What needs to be done
Only the text of the records below belongs in the answer, copied exactly, with pictures omitted.

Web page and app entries
◇ ◇ ◇ ◇ ◇
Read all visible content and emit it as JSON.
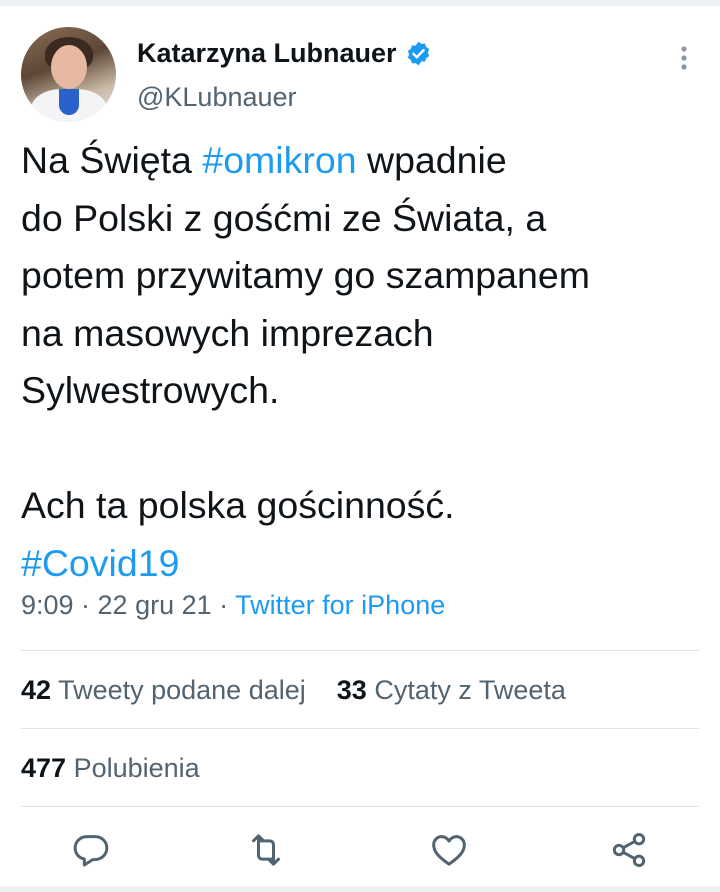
{
  "author": {
    "name": "Katarzyna Lubnauer",
    "handle": "@KLubnauer",
    "verified_color": "#1d9bf0"
  },
  "tweet": {
    "line1_a": "Na Święta ",
    "line1_tag": "#omikron",
    "line1_b": " wpadnie",
    "body": "do Polski z gośćmi ze Świata, a\npotem przywitamy go szampanem\nna masowych imprezach\nSylwestrowych.\n\nAch ta polska gościnność.",
    "hashtag2": "#Covid19"
  },
  "meta": {
    "time_date": "9:09 · 22 gru 21 · ",
    "source": "Twitter for iPhone"
  },
  "stats": {
    "retweets_count": "42",
    "retweets_label": "Tweety podane dalej",
    "quotes_count": "33",
    "quotes_label": "Cytaty z Tweeta",
    "likes_count": "477",
    "likes_label": "Polubienia"
  },
  "icons": {
    "reply": "reply-icon",
    "retweet": "retweet-icon",
    "like": "heart-icon",
    "share": "share-icon",
    "more": "more-vertical-icon"
  },
  "colors": {
    "accent": "#1d9bf0",
    "secondary_text": "#536471",
    "primary_text": "#0f1419"
  }
}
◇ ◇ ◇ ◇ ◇
Worked solution
Read all visible content and emit it as JSON.
{
  "author": {
    "name": "Katarzyna Lubnauer",
    "handle": "@KLubnauer",
    "verified_color": "#1d9bf0"
  },
  "tweet": {
    "line1_a": "Na Święta ",
    "line1_tag": "#omikron",
    "line1_b": " wpadnie",
    "body": "do Polski z gośćmi ze Świata, a\npotem przywitamy go szampanem\nna masowych imprezach\nSylwestrowych.\n\nAch ta polska gościnność.",
    "hashtag2": "#Covid19"
  },
  "meta": {
    "time_date": "9:09 · 22 gru 21 · ",
    "source": "Twitter for iPhone"
  },
  "stats": {
    "retweets_count": "42",
    "retweets_label": "Tweety podane dalej",
    "quotes_count": "33",
    "quotes_label": "Cytaty z Tweeta",
    "likes_count": "477",
    "likes_label": "Polubienia"
  },
  "icons": {
    "reply": "reply-icon",
    "retweet": "retweet-icon",
    "like": "heart-icon",
    "share": "share-icon",
    "more": "more-vertical-icon"
  },
  "colors": {
    "accent": "#1d9bf0",
    "secondary_text": "#536471",
    "primary_text": "#0f1419"
  }
}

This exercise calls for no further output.